Work order: Copy out every entry precisely.

Dataset entries:
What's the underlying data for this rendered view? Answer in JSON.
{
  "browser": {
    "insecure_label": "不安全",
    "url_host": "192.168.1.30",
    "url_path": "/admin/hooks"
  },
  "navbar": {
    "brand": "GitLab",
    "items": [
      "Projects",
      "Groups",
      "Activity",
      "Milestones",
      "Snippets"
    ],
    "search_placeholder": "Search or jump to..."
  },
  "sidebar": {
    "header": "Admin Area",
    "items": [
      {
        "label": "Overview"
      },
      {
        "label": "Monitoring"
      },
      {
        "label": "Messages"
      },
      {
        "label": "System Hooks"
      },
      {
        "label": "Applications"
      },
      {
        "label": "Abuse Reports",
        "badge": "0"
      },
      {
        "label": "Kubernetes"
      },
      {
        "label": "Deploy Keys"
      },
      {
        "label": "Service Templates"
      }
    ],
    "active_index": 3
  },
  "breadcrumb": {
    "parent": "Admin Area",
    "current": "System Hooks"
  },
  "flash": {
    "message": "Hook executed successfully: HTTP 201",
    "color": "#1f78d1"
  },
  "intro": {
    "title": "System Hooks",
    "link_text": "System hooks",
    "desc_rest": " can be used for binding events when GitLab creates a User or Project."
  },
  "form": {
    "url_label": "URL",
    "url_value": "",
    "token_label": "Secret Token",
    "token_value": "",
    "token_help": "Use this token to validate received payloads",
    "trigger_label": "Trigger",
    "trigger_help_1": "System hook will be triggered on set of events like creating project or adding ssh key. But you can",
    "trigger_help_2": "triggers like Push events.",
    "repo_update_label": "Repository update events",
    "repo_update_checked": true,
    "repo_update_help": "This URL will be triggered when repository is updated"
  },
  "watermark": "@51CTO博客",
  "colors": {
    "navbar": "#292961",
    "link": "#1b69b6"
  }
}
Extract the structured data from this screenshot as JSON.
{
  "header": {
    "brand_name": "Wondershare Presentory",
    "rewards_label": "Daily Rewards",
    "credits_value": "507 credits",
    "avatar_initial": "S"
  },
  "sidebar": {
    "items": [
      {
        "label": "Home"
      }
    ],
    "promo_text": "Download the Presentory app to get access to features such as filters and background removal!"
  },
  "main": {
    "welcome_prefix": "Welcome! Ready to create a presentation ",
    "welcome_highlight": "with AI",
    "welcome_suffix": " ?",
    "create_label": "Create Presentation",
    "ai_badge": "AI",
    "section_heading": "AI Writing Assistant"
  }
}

Result:
What's the underlying data for this rendered view? Answer in JSON.
{
  "browser": {
    "insecure_label": "不安全",
    "url_host": "192.168.1.30",
    "url_path": "/admin/hooks"
  },
  "navbar": {
    "brand": "GitLab",
    "items": [
      "Projects",
      "Groups",
      "Activity",
      "Milestones",
      "Snippets"
    ],
    "search_placeholder": "Search or jump to..."
  },
  "sidebar": {
    "header": "Admin Area",
    "items": [
      {
        "label": "Overview"
      },
      {
        "label": "Monitoring"
      },
      {
        "label": "Messages"
      },
      {
        "label": "System Hooks"
      },
      {
        "label": "Applications"
      },
      {
        "label": "Abuse Reports",
        "badge": "0"
      },
      {
        "label": "Kubernetes"
      },
      {
        "label": "Deploy Keys"
      },
      {
        "label": "Service Templates"
      }
    ],
    "active_index": 3
  },
  "breadcrumb": {
    "parent": "Admin Area",
    "current": "System Hooks"
  },
  "flash": {
    "message": "Hook executed successfully: HTTP 201",
    "color": "#1f78d1"
  },
  "intro": {
    "title": "System Hooks",
    "link_text": "System hooks",
    "desc_rest": " can be used for binding events when GitLab creates a User or Project."
  },
  "form": {
    "url_label": "URL",
    "url_value": "",
    "token_label": "Secret Token",
    "token_value": "",
    "token_help": "Use this token to validate received payloads",
    "trigger_label": "Trigger",
    "trigger_help_1": "System hook will be triggered on set of events like creating project or adding ssh key. But you can",
    "trigger_help_2": "triggers like Push events.",
    "repo_update_label": "Repository update events",
    "repo_update_checked": true,
    "repo_update_help": "This URL will be triggered when repository is updated"
  },
  "watermark": "@51CTO博客",
  "colors": {
    "navbar": "#292961",
    "link": "#1b69b6"
  }
}
Extract the structured data from this screenshot as JSON.
{
  "header": {
    "brand_name": "Wondershare Presentory",
    "rewards_label": "Daily Rewards",
    "credits_value": "507 credits",
    "avatar_initial": "S"
  },
  "sidebar": {
    "items": [
      {
        "label": "Home"
      }
    ],
    "promo_text": "Download the Presentory app to get access to features such as filters and background removal!"
  },
  "main": {
    "welcome_prefix": "Welcome! Ready to create a presentation ",
    "welcome_highlight": "with AI",
    "welcome_suffix": " ?",
    "create_label": "Create Presentation",
    "ai_badge": "AI",
    "section_heading": "AI Writing Assistant"
  }
}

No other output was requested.